Matthew Norman
Iraq invasion 2003: The bloody warnings six wise men gave to Tony Blair as he prepared to launch poorly planned campaign

What the six wise men told Tony Blair

Months before the invasion of Iraq in 2003, experts sought to warn the PM about his plans. Here, four of them recall that day
25 years of The Independent on Sunday: The stories, the writers and the changes over the last quarter of a century

25 years of The Independent on Sunday

The stories, the writers and the changes over the last quarter of a century
Homeless Veterans appeal: 'Really caring is a dangerous emotion in this kind of work'

Homeless Veterans appeal

As head of The Soldiers' Charity, Martin Rutledge has to temper compassion with realism. He tells Chris Green how his Army career prepared him
Wu-Tang Clan and The Sexual Objects offer fans a chance to own the only copies of their latest albums

Smash hit go under the hammer

It's nice to pick up a new record once in a while, but the purchasers of two latest releases can go a step further - by buying the only copy
Geeks who rocked the world: Documentary looks back at origins of the computer-games industry

The geeks who rocked the world

A new documentary looks back at origins of the computer-games industry
Belle & Sebastian interview: Stuart Murdoch reveals how the band is taking a new direction

Belle & Sebastian is taking a new direction

Twenty years ago, Belle & Sebastian was a fey indie band from Glasgow.

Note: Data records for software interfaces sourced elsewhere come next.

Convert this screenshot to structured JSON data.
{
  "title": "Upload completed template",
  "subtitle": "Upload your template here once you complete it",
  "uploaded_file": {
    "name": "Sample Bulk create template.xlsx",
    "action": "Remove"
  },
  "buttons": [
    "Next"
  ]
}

It still is – except today, as prime mover Stuart Murdoch admits, it has a global cult following, from Hollywood to South Korea
America: Land of the free, home of the political dynasty

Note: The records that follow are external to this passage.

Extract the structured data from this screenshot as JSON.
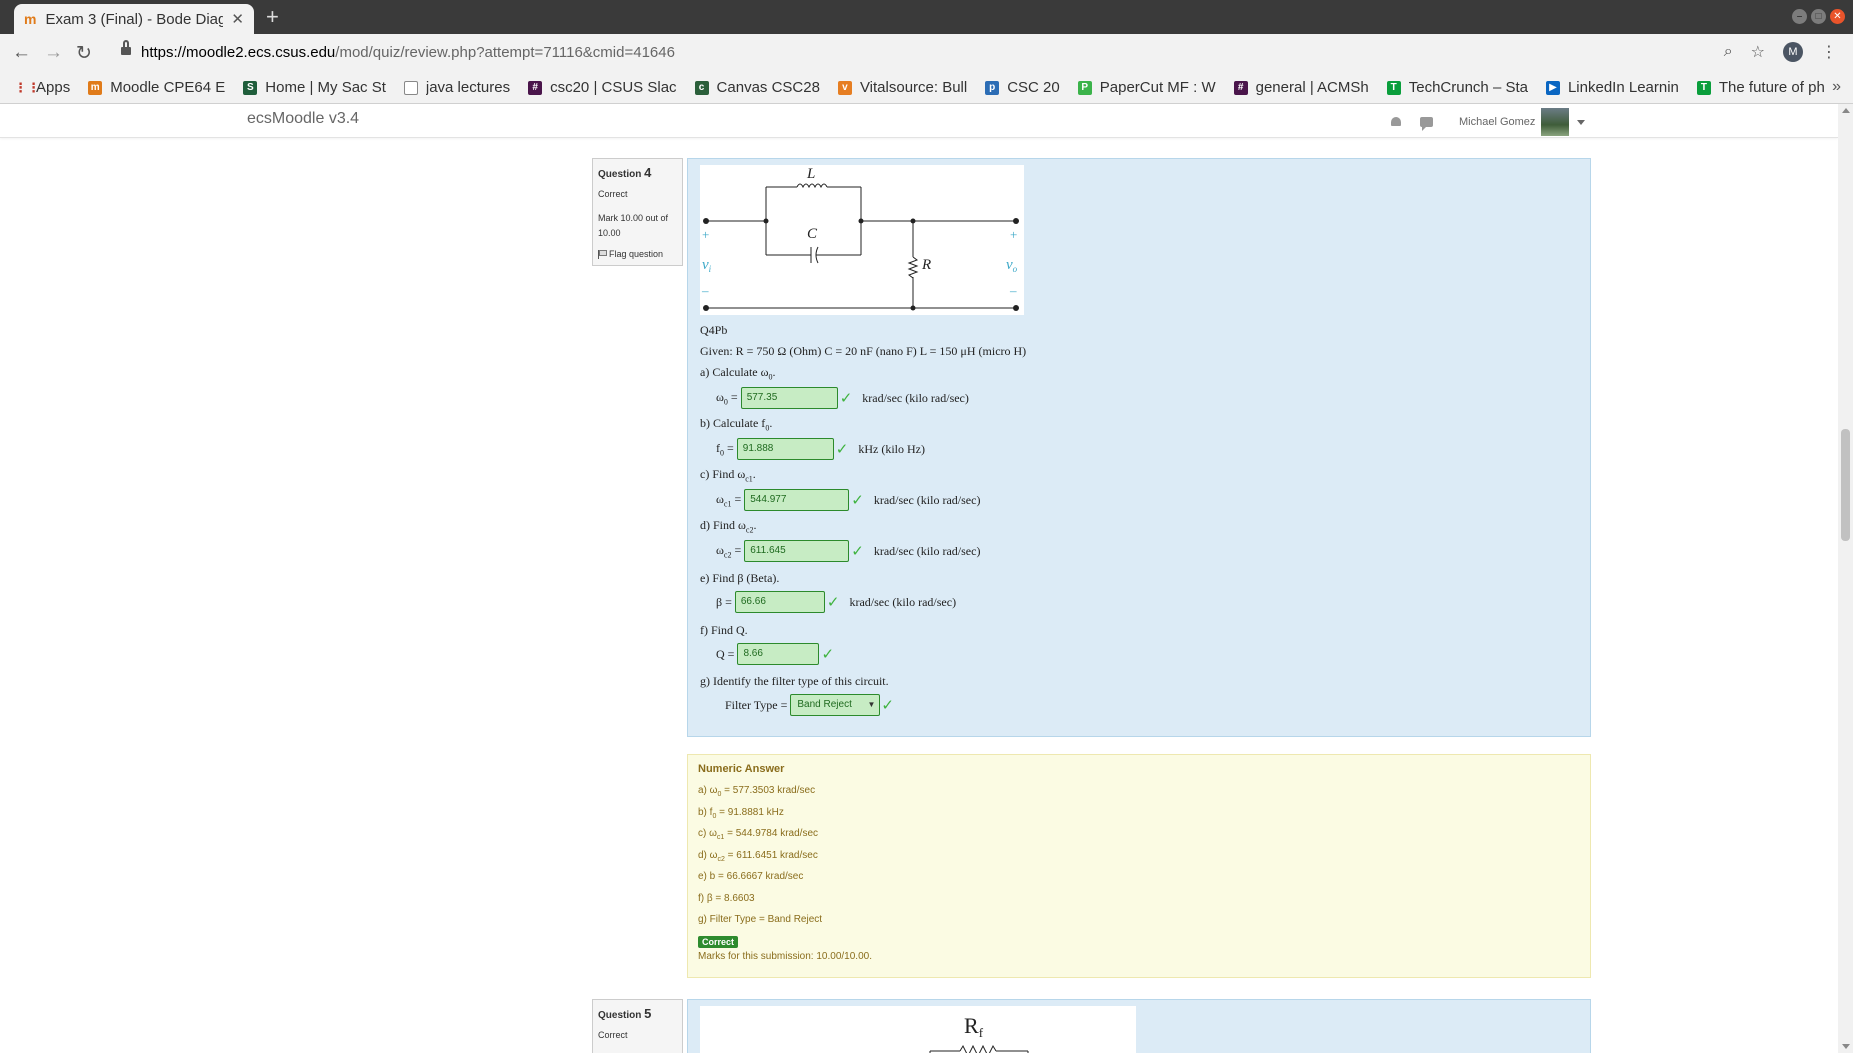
{
  "browser": {
    "tab_title": "Exam 3 (Final) - Bode Diag",
    "url_domain": "https://moodle2.ecs.csus.edu",
    "url_path": "/mod/quiz/review.php?attempt=71116&cmid=41646",
    "avatar_letter": "M",
    "bookmarks": [
      {
        "label": "Apps",
        "color": "#c0392b"
      },
      {
        "label": "Moodle CPE64 E",
        "color": "#e07b1a"
      },
      {
        "label": "Home | My Sac St",
        "color": "#1f5e3b"
      },
      {
        "label": "java lectures",
        "color": "#888888"
      },
      {
        "label": "csc20 | CSUS Slac",
        "color": "#4a154b"
      },
      {
        "label": "Canvas CSC28",
        "color": "#2b5f3a"
      },
      {
        "label": "Vitalsource: Bull",
        "color": "#e67e22"
      },
      {
        "label": "CSC 20",
        "color": "#2c6db5"
      },
      {
        "label": "PaperCut MF : W",
        "color": "#3bb34a"
      },
      {
        "label": "general | ACMSh",
        "color": "#4a154b"
      },
      {
        "label": "TechCrunch – Sta",
        "color": "#0a9e3c"
      },
      {
        "label": "LinkedIn Learnin",
        "color": "#0a66c2"
      },
      {
        "label": "The future of ph",
        "color": "#0a9e3c"
      }
    ]
  },
  "moodle": {
    "brand": "ecsMoodle v3.4",
    "user_name": "Michael Gomez"
  },
  "question4": {
    "label": "Question",
    "number": "4",
    "status": "Correct",
    "mark": "Mark 10.00 out of 10.00",
    "flag": "Flag question",
    "circuit": {
      "L": "L",
      "C": "C",
      "R": "R",
      "vi": "v",
      "vi_sub": "i",
      "vo": "v",
      "vo_sub": "o",
      "plus": "+",
      "minus": "–"
    },
    "id": "Q4Pb",
    "given": "Given: R = 750 Ω  (Ohm)     C = 20 nF (nano F)     L = 150 μH  (micro H)",
    "parts": {
      "a_text": "a)  Calculate ω",
      "a_sub": "0",
      "a_end": ".",
      "a_lhs": "ω",
      "a_lhs_sub": "0",
      "a_value": "577.35",
      "a_unit": "krad/sec (kilo rad/sec)",
      "b_text": "b)  Calculate f",
      "b_sub": "0",
      "b_end": ".",
      "b_lhs": "f",
      "b_lhs_sub": "0",
      "b_value": "91.888",
      "b_unit": "kHz  (kilo Hz)",
      "c_text": "c)  Find ω",
      "c_sub": "c1",
      "c_end": ".",
      "c_lhs": "ω",
      "c_lhs_sub": "c1",
      "c_value": "544.977",
      "c_unit": "krad/sec (kilo rad/sec)",
      "d_text": "d)  Find ω",
      "d_sub": "c2",
      "d_end": ".",
      "d_lhs": "ω",
      "d_lhs_sub": "c2",
      "d_value": "611.645",
      "d_unit": "krad/sec (kilo rad/sec)",
      "e_text": "e)  Find β (Beta).",
      "e_lhs": "β  =",
      "e_value": "66.66",
      "e_unit": "krad/sec (kilo rad/sec)",
      "f_text": "f)  Find Q.",
      "f_lhs": "Q =",
      "f_value": "8.66",
      "g_text": "g)  Identify the filter type of this circuit.",
      "g_lhs": "Filter Type =",
      "g_value": "Band Reject"
    },
    "equals": "=",
    "check": "✓",
    "feedback": {
      "title": "Numeric Answer",
      "a_pre": "a)  ω",
      "a_sub": "0",
      "a_post": " = 577.3503 krad/sec",
      "b_pre": "b)  f",
      "b_sub": "0",
      "b_post": " = 91.8881 kHz",
      "c_pre": "c)  ω",
      "c_sub": "c1",
      "c_post": " = 544.9784 krad/sec",
      "d_pre": "d)  ω",
      "d_sub": "c2",
      "d_post": " = 611.6451 krad/sec",
      "e_line": "e)  b  = 66.6667 krad/sec",
      "f_line": "f)  β = 8.6603",
      "g_line": "g)   Filter Type = Band Reject",
      "badge": "Correct",
      "marks": "Marks for this submission: 10.00/10.00."
    }
  },
  "question5": {
    "label": "Question",
    "number": "5",
    "status": "Correct",
    "resistor": "R",
    "resistor_sub": "f"
  }
}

America: Land of the free, home of the political dynasty

These days in the US things are pretty much stuck where they are, both in politics and society at large, says Rupert Cornwell
A graphic history of US civil rights – in comic book form

A graphic history of US civil rights – in comic book form

A veteran of the Fifties campaigns is inspiring a new generation of activists
Winston Churchill: the enigma of a British hero

Winston Churchill: the enigma of a British hero

A C Benson called him 'a horrid little fellow', George Orwell would have shot him, but what a giant he seems now, says DJ Taylor
Growing mussels: Precious freshwater shellfish are thriving in a unique green project

Growing mussels

Precious freshwater shellfish are thriving in a unique green project
Diana Krall: The jazz singer on being friends with Elton John, outer space and skiing in Dubai

Diana Krall interview

The jazz singer on being friends with Elton John, outer space and skiing in Dubai
Pinstriped for action: A glimpse of what the very rich man will be wearing this winter

Pinstriped for action

A glimpse of what the very rich man will be wearing this winter
Russell T Davies & Ben Cook: 'Our friendship flourished online. You can share some very revelatory moments at four in the morning…'

Russell T Davies & Ben Cook: How we met

'Our friendship flourished online. You can share some very revelatory moments at four in the morning…'
Bill Granger recipes: Our chef serves up his favourite Japanese dishes

Bill Granger's Japanese recipes

Stock up on mirin, soy and miso and you have the makings of everyday Japanese cuisine
Michael Calvin: How we need more Eric Cantonas to knock some sense into us

Michael Calvin's Last Word

How we need more Eric Cantonas to knock some sense into us